Brief:
All of the data below is to be repeated exactly, except for the pictures.

# # # # # # #

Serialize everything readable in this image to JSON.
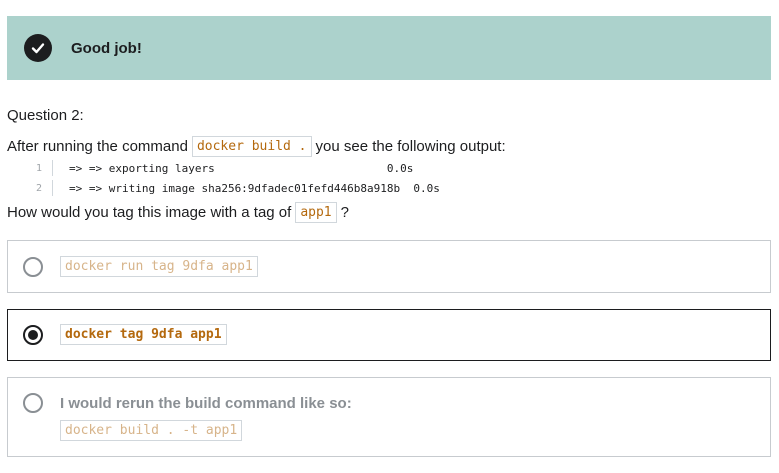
{
  "feedback": {
    "title": "Good job!",
    "icon": "check-circle-icon",
    "background": "#acd2cc"
  },
  "question": {
    "label": "Question 2:",
    "prompt_before": "After running the command",
    "prompt_code": "docker build .",
    "prompt_after": "you see the following output:",
    "code_lines": [
      {
        "num": "1",
        "text": "=> => exporting layers                          0.0s"
      },
      {
        "num": "2",
        "text": "=> => writing image sha256:9dfadec01fefd446b8a918b  0.0s"
      }
    ],
    "ask_before": "How would you tag this image with a tag of",
    "ask_code": "app1",
    "ask_after": "?"
  },
  "options": [
    {
      "code": "docker run tag 9dfa app1",
      "selected": false
    },
    {
      "code": "docker tag 9dfa app1",
      "selected": true
    },
    {
      "text": "I would rerun the build command like so:",
      "code": "docker build . -t app1",
      "selected": false
    }
  ],
  "colors": {
    "code_text": "#b4690e",
    "code_text_muted": "#d7b48a",
    "border": "#c7cbcf"
  }
}
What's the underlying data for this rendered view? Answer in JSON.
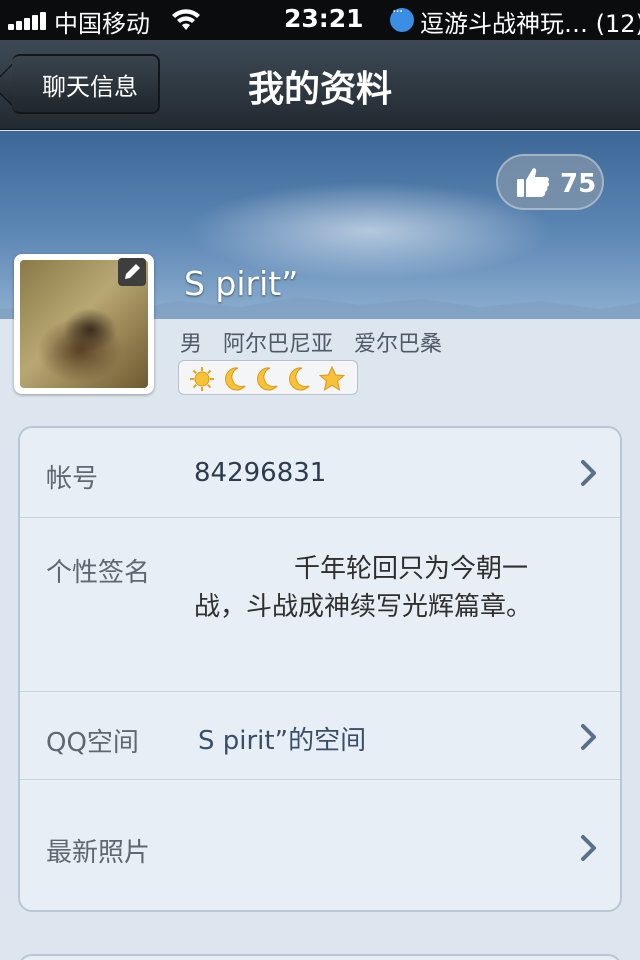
{
  "status_bar": {
    "carrier": "中国移动",
    "time": "23:21",
    "notification": "逗游斗战神玩… (12)"
  },
  "nav": {
    "back_label": "聊天信息",
    "title": "我的资料"
  },
  "profile": {
    "likes": "75",
    "name": "S pirit”",
    "gender": "男",
    "country": "阿尔巴尼亚",
    "city": "爱尔巴桑",
    "level_icons": [
      "sun-icon",
      "moon-icon",
      "moon-icon",
      "moon-icon",
      "star-icon"
    ]
  },
  "info": {
    "account_label": "帐号",
    "account_value": "84296831",
    "signature_label": "个性签名",
    "signature_value": "千年轮回只为今朝一战，斗战成神续写光辉篇章。",
    "qzone_label": "QQ空间",
    "qzone_value": "S pirit”的空间",
    "photos_label": "最新照片"
  },
  "colors": {
    "nav_bg": "#2c353d",
    "page_bg": "#dde6ef",
    "card_bg": "#e8eef5"
  }
}
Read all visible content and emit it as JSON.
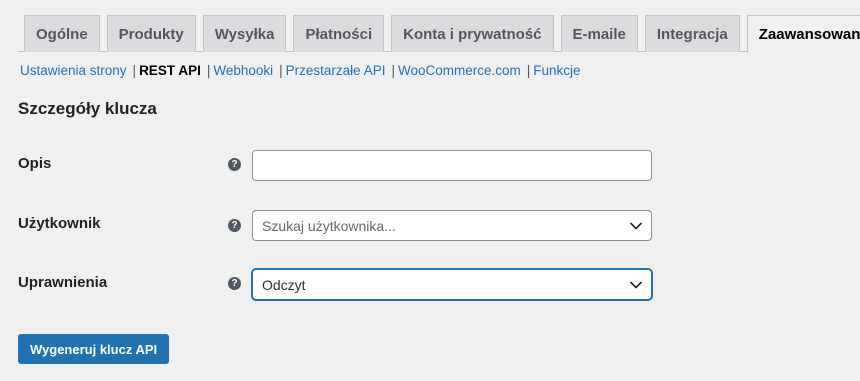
{
  "tabs": [
    {
      "label": "Ogólne"
    },
    {
      "label": "Produkty"
    },
    {
      "label": "Wysyłka"
    },
    {
      "label": "Płatności"
    },
    {
      "label": "Konta i prywatność"
    },
    {
      "label": "E-maile"
    },
    {
      "label": "Integracja"
    },
    {
      "label": "Zaawansowane",
      "active": true
    }
  ],
  "subnav": {
    "items": [
      {
        "label": "Ustawienia strony"
      },
      {
        "label": "REST API",
        "current": true
      },
      {
        "label": "Webhooki"
      },
      {
        "label": "Przestarzałe API"
      },
      {
        "label": "WooCommerce.com"
      },
      {
        "label": "Funkcje"
      }
    ],
    "separator": "|"
  },
  "section": {
    "title": "Szczegóły klucza"
  },
  "form": {
    "help_glyph": "?",
    "description": {
      "label": "Opis",
      "value": ""
    },
    "user": {
      "label": "Użytkownik",
      "placeholder": "Szukaj użytkownika..."
    },
    "permissions": {
      "label": "Uprawnienia",
      "value": "Odczyt"
    }
  },
  "button": {
    "label": "Wygeneruj klucz API"
  },
  "colors": {
    "accent": "#2271b1",
    "background": "#f0f0f1",
    "tab_bg": "#dcdcde"
  },
  "icons": [
    "help-icon",
    "chevron-down-icon"
  ]
}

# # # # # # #

Response for this exercise:
Serialize everything readable in this image to JSON.
{
  "feedback": {
    "title": "Good job!",
    "icon": "check-circle-icon",
    "background": "#acd2cc"
  },
  "question": {
    "label": "Question 2:",
    "prompt_before": "After running the command",
    "prompt_code": "docker build .",
    "prompt_after": "you see the following output:",
    "code_lines": [
      {
        "num": "1",
        "text": "=> => exporting layers                          0.0s"
      },
      {
        "num": "2",
        "text": "=> => writing image sha256:9dfadec01fefd446b8a918b  0.0s"
      }
    ],
    "ask_before": "How would you tag this image with a tag of",
    "ask_code": "app1",
    "ask_after": "?"
  },
  "options": [
    {
      "code": "docker run tag 9dfa app1",
      "selected": false
    },
    {
      "code": "docker tag 9dfa app1",
      "selected": true
    },
    {
      "text": "I would rerun the build command like so:",
      "code": "docker build . -t app1",
      "selected": false
    }
  ],
  "colors": {
    "code_text": "#b4690e",
    "code_text_muted": "#d7b48a",
    "border": "#c7cbcf"
  }
}
What's the underlying data for this rendered view? Answer in JSON.
{
  "status_bar": {
    "carrier": "中国移动",
    "time": "23:21",
    "notification": "逗游斗战神玩… (12)"
  },
  "nav": {
    "back_label": "聊天信息",
    "title": "我的资料"
  },
  "profile": {
    "likes": "75",
    "name": "S pirit”",
    "gender": "男",
    "country": "阿尔巴尼亚",
    "city": "爱尔巴桑",
    "level_icons": [
      "sun-icon",
      "moon-icon",
      "moon-icon",
      "moon-icon",
      "star-icon"
    ]
  },
  "info": {
    "account_label": "帐号",
    "account_value": "84296831",
    "signature_label": "个性签名",
    "signature_value": "千年轮回只为今朝一战，斗战成神续写光辉篇章。",
    "qzone_label": "QQ空间",
    "qzone_value": "S pirit”的空间",
    "photos_label": "最新照片"
  },
  "colors": {
    "nav_bg": "#2c353d",
    "page_bg": "#dde6ef",
    "card_bg": "#e8eef5"
  }
}
Read all visible content and emit it as JSON.
{
  "tabs": [
    {
      "label": "Ogólne"
    },
    {
      "label": "Produkty"
    },
    {
      "label": "Wysyłka"
    },
    {
      "label": "Płatności"
    },
    {
      "label": "Konta i prywatność"
    },
    {
      "label": "E-maile"
    },
    {
      "label": "Integracja"
    },
    {
      "label": "Zaawansowane",
      "active": true
    }
  ],
  "subnav": {
    "items": [
      {
        "label": "Ustawienia strony"
      },
      {
        "label": "REST API",
        "current": true
      },
      {
        "label": "Webhooki"
      },
      {
        "label": "Przestarzałe API"
      },
      {
        "label": "WooCommerce.com"
      },
      {
        "label": "Funkcje"
      }
    ],
    "separator": "|"
  },
  "section": {
    "title": "Szczegóły klucza"
  },
  "form": {
    "help_glyph": "?",
    "description": {
      "label": "Opis",
      "value": ""
    },
    "user": {
      "label": "Użytkownik",
      "placeholder": "Szukaj użytkownika..."
    },
    "permissions": {
      "label": "Uprawnienia",
      "value": "Odczyt"
    }
  },
  "button": {
    "label": "Wygeneruj klucz API"
  },
  "colors": {
    "accent": "#2271b1",
    "background": "#f0f0f1",
    "tab_bg": "#dcdcde"
  },
  "icons": [
    "help-icon",
    "chevron-down-icon"
  ]
}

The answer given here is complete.